(Saved data entries)
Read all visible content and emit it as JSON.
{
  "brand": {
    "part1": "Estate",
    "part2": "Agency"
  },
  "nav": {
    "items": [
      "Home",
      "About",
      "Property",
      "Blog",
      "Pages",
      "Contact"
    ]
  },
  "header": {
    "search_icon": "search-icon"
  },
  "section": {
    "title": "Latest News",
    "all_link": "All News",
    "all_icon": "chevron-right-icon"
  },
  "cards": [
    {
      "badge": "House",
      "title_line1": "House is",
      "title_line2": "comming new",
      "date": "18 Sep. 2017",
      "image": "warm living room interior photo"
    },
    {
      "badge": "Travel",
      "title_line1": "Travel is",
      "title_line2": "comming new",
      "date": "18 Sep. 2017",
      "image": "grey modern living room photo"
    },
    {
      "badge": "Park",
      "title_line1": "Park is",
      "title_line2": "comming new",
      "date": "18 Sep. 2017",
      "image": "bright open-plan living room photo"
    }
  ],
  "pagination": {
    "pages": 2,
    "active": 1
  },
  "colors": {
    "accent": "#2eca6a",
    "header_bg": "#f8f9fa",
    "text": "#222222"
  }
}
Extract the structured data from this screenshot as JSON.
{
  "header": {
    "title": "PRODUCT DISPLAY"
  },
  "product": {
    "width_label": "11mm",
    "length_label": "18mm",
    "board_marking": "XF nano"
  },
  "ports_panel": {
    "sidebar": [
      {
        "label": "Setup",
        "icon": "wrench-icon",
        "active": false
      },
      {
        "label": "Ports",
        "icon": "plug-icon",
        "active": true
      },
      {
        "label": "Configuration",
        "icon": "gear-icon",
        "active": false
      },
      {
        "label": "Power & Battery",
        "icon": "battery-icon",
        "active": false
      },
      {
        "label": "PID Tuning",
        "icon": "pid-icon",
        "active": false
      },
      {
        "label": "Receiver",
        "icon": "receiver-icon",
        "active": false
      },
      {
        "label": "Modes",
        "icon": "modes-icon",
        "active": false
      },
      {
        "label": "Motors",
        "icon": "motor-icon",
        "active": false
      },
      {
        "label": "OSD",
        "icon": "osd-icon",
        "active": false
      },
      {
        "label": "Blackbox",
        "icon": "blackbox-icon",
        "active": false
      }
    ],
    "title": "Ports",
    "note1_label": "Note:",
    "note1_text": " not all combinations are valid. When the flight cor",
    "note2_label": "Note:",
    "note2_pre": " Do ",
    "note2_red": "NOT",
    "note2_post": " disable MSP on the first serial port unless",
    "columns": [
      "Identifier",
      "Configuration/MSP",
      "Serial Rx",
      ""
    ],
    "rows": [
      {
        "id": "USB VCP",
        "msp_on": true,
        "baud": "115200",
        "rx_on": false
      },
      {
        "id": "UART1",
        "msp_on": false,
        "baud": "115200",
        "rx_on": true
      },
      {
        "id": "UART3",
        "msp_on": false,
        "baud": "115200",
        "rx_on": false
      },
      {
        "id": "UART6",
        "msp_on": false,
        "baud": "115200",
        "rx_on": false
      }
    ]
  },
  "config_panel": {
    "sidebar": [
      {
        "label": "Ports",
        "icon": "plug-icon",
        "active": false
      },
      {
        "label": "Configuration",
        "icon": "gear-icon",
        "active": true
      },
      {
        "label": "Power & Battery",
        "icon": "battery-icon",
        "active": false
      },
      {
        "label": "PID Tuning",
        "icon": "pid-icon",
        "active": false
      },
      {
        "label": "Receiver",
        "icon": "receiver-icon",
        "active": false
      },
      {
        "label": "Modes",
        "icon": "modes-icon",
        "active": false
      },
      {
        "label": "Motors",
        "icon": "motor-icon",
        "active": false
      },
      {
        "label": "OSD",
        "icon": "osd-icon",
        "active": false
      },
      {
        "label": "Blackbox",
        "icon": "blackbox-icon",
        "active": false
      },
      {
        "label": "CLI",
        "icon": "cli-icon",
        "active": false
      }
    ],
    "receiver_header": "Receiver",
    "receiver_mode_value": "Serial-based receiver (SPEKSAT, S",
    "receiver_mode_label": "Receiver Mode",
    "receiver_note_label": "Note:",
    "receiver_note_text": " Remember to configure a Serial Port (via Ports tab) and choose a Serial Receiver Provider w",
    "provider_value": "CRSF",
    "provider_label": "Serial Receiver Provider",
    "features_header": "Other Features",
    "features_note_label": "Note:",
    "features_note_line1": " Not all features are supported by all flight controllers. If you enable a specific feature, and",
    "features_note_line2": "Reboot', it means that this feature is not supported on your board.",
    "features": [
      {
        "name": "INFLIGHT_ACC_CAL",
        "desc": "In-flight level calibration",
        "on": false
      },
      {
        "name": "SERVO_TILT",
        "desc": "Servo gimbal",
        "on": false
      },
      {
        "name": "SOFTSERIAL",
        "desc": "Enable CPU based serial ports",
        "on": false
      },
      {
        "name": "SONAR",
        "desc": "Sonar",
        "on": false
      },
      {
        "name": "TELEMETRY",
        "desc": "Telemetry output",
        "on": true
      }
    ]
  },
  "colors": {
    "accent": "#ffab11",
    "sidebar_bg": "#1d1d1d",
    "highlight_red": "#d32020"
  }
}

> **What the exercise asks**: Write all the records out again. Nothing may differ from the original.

> **Response**:
Read all visible content and emit it as JSON.
{
  "brand": {
    "part1": "Estate",
    "part2": "Agency"
  },
  "nav": {
    "items": [
      "Home",
      "About",
      "Property",
      "Blog",
      "Pages",
      "Contact"
    ]
  },
  "header": {
    "search_icon": "search-icon"
  },
  "section": {
    "title": "Latest News",
    "all_link": "All News",
    "all_icon": "chevron-right-icon"
  },
  "cards": [
    {
      "badge": "House",
      "title_line1": "House is",
      "title_line2": "comming new",
      "date": "18 Sep. 2017",
      "image": "warm living room interior photo"
    },
    {
      "badge": "Travel",
      "title_line1": "Travel is",
      "title_line2": "comming new",
      "date": "18 Sep. 2017",
      "image": "grey modern living room photo"
    },
    {
      "badge": "Park",
      "title_line1": "Park is",
      "title_line2": "comming new",
      "date": "18 Sep. 2017",
      "image": "bright open-plan living room photo"
    }
  ],
  "pagination": {
    "pages": 2,
    "active": 1
  },
  "colors": {
    "accent": "#2eca6a",
    "header_bg": "#f8f9fa",
    "text": "#222222"
  }
}
Extract the structured data from this screenshot as JSON.
{
  "header": {
    "title": "PRODUCT DISPLAY"
  },
  "product": {
    "width_label": "11mm",
    "length_label": "18mm",
    "board_marking": "XF nano"
  },
  "ports_panel": {
    "sidebar": [
      {
        "label": "Setup",
        "icon": "wrench-icon",
        "active": false
      },
      {
        "label": "Ports",
        "icon": "plug-icon",
        "active": true
      },
      {
        "label": "Configuration",
        "icon": "gear-icon",
        "active": false
      },
      {
        "label": "Power & Battery",
        "icon": "battery-icon",
        "active": false
      },
      {
        "label": "PID Tuning",
        "icon": "pid-icon",
        "active": false
      },
      {
        "label": "Receiver",
        "icon": "receiver-icon",
        "active": false
      },
      {
        "label": "Modes",
        "icon": "modes-icon",
        "active": false
      },
      {
        "label": "Motors",
        "icon": "motor-icon",
        "active": false
      },
      {
        "label": "OSD",
        "icon": "osd-icon",
        "active": false
      },
      {
        "label": "Blackbox",
        "icon": "blackbox-icon",
        "active": false
      }
    ],
    "title": "Ports",
    "note1_label": "Note:",
    "note1_text": " not all combinations are valid. When the flight cor",
    "note2_label": "Note:",
    "note2_pre": " Do ",
    "note2_red": "NOT",
    "note2_post": " disable MSP on the first serial port unless",
    "columns": [
      "Identifier",
      "Configuration/MSP",
      "Serial Rx",
      ""
    ],
    "rows": [
      {
        "id": "USB VCP",
        "msp_on": true,
        "baud": "115200",
        "rx_on": false
      },
      {
        "id": "UART1",
        "msp_on": false,
        "baud": "115200",
        "rx_on": true
      },
      {
        "id": "UART3",
        "msp_on": false,
        "baud": "115200",
        "rx_on": false
      },
      {
        "id": "UART6",
        "msp_on": false,
        "baud": "115200",
        "rx_on": false
      }
    ]
  },
  "config_panel": {
    "sidebar": [
      {
        "label": "Ports",
        "icon": "plug-icon",
        "active": false
      },
      {
        "label": "Configuration",
        "icon": "gear-icon",
        "active": true
      },
      {
        "label": "Power & Battery",
        "icon": "battery-icon",
        "active": false
      },
      {
        "label": "PID Tuning",
        "icon": "pid-icon",
        "active": false
      },
      {
        "label": "Receiver",
        "icon": "receiver-icon",
        "active": false
      },
      {
        "label": "Modes",
        "icon": "modes-icon",
        "active": false
      },
      {
        "label": "Motors",
        "icon": "motor-icon",
        "active": false
      },
      {
        "label": "OSD",
        "icon": "osd-icon",
        "active": false
      },
      {
        "label": "Blackbox",
        "icon": "blackbox-icon",
        "active": false
      },
      {
        "label": "CLI",
        "icon": "cli-icon",
        "active": false
      }
    ],
    "receiver_header": "Receiver",
    "receiver_mode_value": "Serial-based receiver (SPEKSAT, S",
    "receiver_mode_label": "Receiver Mode",
    "receiver_note_label": "Note:",
    "receiver_note_text": " Remember to configure a Serial Port (via Ports tab) and choose a Serial Receiver Provider w",
    "provider_value": "CRSF",
    "provider_label": "Serial Receiver Provider",
    "features_header": "Other Features",
    "features_note_label": "Note:",
    "features_note_line1": " Not all features are supported by all flight controllers. If you enable a specific feature, and",
    "features_note_line2": "Reboot', it means that this feature is not supported on your board.",
    "features": [
      {
        "name": "INFLIGHT_ACC_CAL",
        "desc": "In-flight level calibration",
        "on": false
      },
      {
        "name": "SERVO_TILT",
        "desc": "Servo gimbal",
        "on": false
      },
      {
        "name": "SOFTSERIAL",
        "desc": "Enable CPU based serial ports",
        "on": false
      },
      {
        "name": "SONAR",
        "desc": "Sonar",
        "on": false
      },
      {
        "name": "TELEMETRY",
        "desc": "Telemetry output",
        "on": true
      }
    ]
  },
  "colors": {
    "accent": "#ffab11",
    "sidebar_bg": "#1d1d1d",
    "highlight_red": "#d32020"
  }
}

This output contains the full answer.